In a speech aimed at encouraging voters to ensure they are registered, Mathilde Panot, leader of the France Unbowed party told the National Assembly: “The rich vote! Racists and golfers too. And you?”’
Golfers in France are often portrayed as a privileged class who destroy the countryside with their courses and cause water shortages.
Rejecting the MP’s remarks, France’s National Olympic Committee condemned the “unacceptable claims, unworthy of political debate in a democracy, which equate golfers and racists”.
In a statement, the committee said golfers “do not have to be exploited or stigmatised by political leaders lacking ideas”.
Pascal Grizot, president of the French Golf Federation, also protested against the comments.
“We were surprised – and let’s say it, quite shocked – to see that you assimilate golf players in categories of populations that you do not seem to hold in great esteem,” Mr Grizot said in an open letter.
“You seem to ignore the sociology of our sport, the practice of which continues to become popular and now brings together more than 600,000 players in France, of whom 446,000 are licensed with our federation.
“Golf was as widely played in France in 2023 as handball, basketball and even judo – acceptable disciplines which don’t seem to be the subject of the same denigration on your part.”
Accusing Ms Panot of “demagoguery,” Mr Grizot said: ‘It’s just a shame to want to divide the French once again.”
He added: “There are Right-wing golfers, Left-wing golfers and even France Unbowed golfers.

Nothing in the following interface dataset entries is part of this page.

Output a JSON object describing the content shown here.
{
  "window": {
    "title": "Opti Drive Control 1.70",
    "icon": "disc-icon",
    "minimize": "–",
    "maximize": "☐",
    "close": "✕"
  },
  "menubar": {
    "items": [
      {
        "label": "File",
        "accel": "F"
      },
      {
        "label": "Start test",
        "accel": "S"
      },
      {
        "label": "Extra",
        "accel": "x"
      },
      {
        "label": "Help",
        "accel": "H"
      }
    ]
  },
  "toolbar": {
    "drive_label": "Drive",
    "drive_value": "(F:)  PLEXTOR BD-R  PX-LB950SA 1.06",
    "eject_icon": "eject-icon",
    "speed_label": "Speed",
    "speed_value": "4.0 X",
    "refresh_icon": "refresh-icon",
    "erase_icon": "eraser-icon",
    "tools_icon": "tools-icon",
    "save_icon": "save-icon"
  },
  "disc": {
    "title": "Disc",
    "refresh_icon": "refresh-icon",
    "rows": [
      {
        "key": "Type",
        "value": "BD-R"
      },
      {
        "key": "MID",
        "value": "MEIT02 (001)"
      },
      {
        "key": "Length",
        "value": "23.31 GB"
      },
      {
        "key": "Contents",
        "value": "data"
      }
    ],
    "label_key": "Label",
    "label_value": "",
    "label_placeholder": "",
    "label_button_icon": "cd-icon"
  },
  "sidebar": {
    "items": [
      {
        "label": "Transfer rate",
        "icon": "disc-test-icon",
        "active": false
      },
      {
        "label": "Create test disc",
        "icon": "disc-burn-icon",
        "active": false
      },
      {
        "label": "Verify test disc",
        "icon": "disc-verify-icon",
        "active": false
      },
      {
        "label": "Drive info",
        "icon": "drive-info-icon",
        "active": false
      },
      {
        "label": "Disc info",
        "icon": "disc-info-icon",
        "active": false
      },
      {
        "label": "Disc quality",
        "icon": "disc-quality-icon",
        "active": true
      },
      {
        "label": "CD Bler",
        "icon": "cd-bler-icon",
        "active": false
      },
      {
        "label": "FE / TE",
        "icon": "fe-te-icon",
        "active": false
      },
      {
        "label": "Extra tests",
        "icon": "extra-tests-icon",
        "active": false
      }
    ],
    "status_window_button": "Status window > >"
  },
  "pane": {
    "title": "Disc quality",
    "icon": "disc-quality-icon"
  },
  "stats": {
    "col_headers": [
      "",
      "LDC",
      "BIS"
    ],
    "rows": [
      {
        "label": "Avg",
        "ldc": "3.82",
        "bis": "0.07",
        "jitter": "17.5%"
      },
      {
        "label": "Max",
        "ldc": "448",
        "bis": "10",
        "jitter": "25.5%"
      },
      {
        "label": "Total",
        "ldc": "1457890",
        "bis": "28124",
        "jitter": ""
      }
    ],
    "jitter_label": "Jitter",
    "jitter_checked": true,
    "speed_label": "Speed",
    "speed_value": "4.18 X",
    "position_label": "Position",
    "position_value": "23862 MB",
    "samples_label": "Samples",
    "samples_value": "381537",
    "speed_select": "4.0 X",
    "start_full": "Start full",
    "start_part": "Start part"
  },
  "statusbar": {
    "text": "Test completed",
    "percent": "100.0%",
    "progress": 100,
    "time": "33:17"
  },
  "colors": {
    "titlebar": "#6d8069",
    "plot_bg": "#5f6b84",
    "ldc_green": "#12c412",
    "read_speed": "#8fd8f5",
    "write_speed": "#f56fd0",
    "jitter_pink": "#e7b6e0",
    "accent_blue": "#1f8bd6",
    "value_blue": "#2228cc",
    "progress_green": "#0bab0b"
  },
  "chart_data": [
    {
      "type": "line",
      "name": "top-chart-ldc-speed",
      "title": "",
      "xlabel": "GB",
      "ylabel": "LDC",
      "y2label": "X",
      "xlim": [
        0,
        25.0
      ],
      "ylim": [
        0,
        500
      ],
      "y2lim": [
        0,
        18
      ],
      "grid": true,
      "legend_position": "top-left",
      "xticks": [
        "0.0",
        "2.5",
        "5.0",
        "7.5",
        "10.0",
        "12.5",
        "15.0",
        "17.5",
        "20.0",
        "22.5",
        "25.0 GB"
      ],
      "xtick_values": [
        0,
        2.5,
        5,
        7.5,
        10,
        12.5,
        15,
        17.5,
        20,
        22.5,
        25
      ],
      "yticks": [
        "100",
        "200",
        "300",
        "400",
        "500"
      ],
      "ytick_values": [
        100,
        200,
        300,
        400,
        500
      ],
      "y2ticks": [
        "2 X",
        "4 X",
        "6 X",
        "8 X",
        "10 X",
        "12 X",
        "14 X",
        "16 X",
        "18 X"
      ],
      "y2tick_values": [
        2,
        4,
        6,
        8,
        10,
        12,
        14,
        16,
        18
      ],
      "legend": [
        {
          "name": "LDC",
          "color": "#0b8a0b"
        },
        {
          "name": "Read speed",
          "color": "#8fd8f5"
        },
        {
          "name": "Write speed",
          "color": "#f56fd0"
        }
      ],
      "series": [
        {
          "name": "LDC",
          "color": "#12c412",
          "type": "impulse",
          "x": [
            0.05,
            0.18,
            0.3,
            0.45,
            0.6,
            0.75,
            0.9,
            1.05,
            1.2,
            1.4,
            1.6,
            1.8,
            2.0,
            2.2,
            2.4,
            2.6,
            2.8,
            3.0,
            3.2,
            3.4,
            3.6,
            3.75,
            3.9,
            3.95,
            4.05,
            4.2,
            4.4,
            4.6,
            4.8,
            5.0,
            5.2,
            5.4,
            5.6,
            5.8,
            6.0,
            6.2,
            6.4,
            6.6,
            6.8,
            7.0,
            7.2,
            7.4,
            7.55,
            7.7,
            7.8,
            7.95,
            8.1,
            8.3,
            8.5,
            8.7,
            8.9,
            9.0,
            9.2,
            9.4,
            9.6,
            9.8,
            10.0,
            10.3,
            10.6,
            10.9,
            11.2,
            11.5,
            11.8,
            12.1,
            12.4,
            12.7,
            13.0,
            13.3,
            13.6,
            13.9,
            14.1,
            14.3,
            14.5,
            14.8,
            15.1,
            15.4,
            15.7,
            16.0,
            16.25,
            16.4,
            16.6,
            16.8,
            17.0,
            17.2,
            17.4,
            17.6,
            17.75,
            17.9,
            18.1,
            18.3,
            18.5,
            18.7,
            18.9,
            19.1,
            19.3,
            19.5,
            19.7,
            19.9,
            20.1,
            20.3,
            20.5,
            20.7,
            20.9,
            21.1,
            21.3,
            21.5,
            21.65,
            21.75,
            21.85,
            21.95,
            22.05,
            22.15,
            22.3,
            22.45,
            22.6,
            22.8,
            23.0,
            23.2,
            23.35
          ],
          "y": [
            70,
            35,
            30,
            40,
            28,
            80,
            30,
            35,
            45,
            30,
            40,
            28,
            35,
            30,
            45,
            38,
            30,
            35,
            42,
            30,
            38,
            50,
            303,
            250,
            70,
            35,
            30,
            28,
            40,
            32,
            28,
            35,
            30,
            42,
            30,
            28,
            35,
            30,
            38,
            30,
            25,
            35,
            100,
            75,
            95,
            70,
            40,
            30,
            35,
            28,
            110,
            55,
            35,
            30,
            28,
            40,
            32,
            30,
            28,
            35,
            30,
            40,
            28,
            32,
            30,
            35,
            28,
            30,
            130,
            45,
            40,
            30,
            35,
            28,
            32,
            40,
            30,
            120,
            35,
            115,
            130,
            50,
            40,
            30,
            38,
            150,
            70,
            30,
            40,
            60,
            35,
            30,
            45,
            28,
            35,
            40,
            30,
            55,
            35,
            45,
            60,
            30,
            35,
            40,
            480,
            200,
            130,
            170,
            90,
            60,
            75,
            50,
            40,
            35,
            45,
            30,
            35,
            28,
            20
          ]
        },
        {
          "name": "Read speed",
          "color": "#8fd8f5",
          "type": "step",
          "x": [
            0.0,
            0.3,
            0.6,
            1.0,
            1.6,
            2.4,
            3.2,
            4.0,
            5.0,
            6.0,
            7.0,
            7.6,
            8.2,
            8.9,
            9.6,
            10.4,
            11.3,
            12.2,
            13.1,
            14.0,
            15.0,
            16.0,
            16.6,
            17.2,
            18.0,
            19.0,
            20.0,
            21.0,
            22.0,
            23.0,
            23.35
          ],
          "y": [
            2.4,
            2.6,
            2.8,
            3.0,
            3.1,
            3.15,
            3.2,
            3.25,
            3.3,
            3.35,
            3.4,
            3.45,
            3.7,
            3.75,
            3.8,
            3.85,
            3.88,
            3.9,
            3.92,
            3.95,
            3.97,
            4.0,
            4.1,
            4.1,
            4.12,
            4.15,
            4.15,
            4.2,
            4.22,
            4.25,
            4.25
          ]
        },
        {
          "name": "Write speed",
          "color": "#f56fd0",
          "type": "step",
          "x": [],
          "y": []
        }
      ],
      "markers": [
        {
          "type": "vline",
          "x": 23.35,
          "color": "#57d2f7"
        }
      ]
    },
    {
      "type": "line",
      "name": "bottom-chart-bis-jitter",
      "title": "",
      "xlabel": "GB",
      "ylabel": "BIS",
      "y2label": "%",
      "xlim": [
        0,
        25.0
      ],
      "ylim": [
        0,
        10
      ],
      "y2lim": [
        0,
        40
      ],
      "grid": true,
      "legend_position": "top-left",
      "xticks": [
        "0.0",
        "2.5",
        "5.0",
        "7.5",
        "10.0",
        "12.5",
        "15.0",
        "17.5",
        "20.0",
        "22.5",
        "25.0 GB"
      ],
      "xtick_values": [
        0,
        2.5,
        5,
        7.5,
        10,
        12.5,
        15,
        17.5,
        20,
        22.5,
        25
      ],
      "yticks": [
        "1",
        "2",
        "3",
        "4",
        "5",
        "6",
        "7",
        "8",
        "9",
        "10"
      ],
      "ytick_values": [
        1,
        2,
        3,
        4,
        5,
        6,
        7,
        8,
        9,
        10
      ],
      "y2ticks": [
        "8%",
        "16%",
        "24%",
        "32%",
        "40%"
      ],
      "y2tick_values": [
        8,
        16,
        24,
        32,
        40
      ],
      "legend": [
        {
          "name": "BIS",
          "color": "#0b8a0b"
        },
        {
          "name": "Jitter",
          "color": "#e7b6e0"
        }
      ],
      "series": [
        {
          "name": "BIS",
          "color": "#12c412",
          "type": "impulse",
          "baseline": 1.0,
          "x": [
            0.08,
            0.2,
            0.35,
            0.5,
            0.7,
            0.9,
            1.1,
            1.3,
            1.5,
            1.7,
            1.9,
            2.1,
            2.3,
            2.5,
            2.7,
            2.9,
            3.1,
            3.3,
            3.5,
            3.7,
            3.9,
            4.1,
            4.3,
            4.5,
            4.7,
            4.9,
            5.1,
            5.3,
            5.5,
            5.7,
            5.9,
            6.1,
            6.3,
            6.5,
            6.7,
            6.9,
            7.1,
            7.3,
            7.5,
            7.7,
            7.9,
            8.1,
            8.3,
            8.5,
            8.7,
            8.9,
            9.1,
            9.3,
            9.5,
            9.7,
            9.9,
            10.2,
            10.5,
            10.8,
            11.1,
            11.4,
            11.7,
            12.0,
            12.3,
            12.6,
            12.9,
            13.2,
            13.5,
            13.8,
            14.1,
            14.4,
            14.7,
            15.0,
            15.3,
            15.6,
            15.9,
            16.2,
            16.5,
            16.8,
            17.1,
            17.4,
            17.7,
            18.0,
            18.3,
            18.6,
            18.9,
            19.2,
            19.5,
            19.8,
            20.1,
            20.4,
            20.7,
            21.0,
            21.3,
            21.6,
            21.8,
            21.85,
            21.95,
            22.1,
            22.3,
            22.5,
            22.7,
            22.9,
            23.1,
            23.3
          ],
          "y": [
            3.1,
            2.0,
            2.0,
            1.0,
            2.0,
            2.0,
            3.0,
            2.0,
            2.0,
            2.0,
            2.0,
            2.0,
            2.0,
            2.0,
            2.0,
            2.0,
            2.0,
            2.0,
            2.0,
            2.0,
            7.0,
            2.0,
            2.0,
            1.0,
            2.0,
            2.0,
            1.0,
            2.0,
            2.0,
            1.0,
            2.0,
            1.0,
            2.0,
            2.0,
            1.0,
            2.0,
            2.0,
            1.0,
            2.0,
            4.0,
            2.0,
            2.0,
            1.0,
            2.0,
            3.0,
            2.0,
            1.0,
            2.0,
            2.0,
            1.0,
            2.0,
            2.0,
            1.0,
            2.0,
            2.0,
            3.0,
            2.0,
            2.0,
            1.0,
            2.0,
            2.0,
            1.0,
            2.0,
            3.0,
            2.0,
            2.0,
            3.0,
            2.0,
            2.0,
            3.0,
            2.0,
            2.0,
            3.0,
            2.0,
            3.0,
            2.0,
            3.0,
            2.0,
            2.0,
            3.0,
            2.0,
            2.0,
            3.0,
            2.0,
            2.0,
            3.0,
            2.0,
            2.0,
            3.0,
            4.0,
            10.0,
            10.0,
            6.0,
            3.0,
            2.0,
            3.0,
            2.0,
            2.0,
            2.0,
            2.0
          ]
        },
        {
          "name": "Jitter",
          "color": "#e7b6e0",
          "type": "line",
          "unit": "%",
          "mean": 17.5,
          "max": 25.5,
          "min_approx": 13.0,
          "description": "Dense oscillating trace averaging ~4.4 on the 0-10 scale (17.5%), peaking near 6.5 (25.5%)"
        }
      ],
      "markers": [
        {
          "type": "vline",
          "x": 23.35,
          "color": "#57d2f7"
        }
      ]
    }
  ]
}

“I’ve received messages from people saying, ‘I vote France Unbowed but perhaps, after Mathilde Panot’s claims, I will change my mind’.”
Matthieu Pavon, a 31-year-old golf pro from Toulouse, in January became the first Frenchman to win a tournament on the PGA Tour in America.
Last year, Céline Boutier, 30 and from greater Paris, won her first Grand Slam and was declared European Number One.
Both players are from relatively modest backgrounds, which is typical of those who take up golf in France, according to the Federation.
Golf will be one of the key sports when France hosts the Olympics and Paralympics this summer.